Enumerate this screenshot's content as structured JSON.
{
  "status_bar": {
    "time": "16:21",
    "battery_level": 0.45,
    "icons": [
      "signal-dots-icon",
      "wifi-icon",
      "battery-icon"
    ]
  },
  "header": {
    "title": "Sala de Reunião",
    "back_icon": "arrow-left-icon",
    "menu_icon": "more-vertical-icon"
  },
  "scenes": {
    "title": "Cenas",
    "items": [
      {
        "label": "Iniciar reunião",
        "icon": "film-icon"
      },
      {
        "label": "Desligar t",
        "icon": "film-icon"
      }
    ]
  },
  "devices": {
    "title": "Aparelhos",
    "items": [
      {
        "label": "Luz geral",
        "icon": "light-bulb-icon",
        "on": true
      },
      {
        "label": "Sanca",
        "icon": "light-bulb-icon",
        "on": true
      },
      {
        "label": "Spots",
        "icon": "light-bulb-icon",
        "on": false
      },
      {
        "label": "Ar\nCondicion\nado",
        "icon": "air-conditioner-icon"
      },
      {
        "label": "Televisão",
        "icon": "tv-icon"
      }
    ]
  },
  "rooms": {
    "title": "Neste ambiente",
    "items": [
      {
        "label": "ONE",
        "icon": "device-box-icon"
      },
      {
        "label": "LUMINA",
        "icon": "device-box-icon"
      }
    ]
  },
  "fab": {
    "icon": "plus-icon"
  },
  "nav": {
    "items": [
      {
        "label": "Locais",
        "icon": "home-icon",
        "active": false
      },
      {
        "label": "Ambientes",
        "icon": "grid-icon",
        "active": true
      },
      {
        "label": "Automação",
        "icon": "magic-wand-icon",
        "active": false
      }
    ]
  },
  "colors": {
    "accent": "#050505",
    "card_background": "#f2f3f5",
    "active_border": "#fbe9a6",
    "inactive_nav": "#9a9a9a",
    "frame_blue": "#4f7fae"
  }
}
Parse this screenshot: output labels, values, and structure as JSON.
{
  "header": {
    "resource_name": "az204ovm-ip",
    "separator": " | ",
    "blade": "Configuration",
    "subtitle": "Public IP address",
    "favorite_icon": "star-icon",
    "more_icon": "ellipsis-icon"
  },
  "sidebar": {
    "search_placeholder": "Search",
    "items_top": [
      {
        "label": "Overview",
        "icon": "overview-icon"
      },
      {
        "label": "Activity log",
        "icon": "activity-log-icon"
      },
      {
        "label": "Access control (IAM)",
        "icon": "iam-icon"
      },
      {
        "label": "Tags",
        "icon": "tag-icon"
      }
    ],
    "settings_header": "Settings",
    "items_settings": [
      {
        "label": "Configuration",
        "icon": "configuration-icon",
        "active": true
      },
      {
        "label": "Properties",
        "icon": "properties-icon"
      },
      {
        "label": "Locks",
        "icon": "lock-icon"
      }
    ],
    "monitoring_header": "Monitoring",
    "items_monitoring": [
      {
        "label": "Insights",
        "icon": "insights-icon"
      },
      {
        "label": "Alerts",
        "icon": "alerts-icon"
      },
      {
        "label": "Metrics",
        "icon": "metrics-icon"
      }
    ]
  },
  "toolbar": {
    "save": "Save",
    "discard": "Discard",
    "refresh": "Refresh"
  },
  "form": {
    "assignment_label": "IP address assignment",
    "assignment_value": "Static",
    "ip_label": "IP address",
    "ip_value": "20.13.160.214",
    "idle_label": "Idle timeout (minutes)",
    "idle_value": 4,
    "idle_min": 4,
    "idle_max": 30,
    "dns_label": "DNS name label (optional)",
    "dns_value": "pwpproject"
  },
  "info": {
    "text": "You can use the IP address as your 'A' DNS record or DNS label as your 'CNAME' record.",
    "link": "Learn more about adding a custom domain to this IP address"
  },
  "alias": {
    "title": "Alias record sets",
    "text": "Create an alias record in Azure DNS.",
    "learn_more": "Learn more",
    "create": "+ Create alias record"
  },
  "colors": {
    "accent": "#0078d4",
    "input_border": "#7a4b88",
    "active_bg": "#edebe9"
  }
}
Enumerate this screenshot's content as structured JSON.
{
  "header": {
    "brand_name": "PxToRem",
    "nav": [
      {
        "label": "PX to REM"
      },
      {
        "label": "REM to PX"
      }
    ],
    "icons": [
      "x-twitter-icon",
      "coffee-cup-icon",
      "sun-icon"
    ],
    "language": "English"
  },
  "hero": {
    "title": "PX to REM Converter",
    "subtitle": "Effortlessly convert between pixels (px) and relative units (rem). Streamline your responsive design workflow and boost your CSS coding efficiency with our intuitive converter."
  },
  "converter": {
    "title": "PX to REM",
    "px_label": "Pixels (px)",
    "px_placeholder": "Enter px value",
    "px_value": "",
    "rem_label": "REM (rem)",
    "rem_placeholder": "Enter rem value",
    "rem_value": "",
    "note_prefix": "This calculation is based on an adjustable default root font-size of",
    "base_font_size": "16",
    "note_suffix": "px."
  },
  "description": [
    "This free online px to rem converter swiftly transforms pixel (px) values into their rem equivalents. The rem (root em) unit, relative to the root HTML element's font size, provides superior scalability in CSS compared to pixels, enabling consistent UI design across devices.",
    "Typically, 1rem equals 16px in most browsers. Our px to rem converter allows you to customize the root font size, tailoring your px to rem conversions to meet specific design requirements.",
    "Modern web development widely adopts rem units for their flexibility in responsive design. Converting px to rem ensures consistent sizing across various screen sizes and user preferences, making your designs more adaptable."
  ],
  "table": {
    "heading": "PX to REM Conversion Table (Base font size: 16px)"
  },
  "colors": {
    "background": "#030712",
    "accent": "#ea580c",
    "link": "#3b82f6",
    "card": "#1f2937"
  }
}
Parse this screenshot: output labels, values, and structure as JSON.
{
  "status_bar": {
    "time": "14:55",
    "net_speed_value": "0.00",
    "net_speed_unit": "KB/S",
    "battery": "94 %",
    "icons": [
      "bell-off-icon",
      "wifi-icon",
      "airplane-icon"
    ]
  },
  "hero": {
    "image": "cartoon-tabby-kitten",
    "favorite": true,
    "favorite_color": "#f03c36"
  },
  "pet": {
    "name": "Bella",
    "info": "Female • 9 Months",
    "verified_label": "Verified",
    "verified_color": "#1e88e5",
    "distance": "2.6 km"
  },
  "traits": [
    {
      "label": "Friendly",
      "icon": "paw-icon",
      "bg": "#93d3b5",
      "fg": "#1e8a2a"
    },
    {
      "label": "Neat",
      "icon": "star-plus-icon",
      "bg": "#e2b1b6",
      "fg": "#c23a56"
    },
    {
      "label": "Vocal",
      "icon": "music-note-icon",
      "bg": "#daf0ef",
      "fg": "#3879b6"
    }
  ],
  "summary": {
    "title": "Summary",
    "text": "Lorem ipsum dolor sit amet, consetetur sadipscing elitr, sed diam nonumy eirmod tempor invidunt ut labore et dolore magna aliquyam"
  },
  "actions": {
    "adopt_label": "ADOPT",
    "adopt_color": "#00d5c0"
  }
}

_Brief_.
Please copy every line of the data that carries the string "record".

_Answer to the problem_.
    "text": "You can use the IP address as your 'A' DNS record or DNS label as your 'CNAME' record.",
    "title": "Alias record sets",
    "text": "Create an alias record in Azure DNS.",
    "create": "+ Create alias record"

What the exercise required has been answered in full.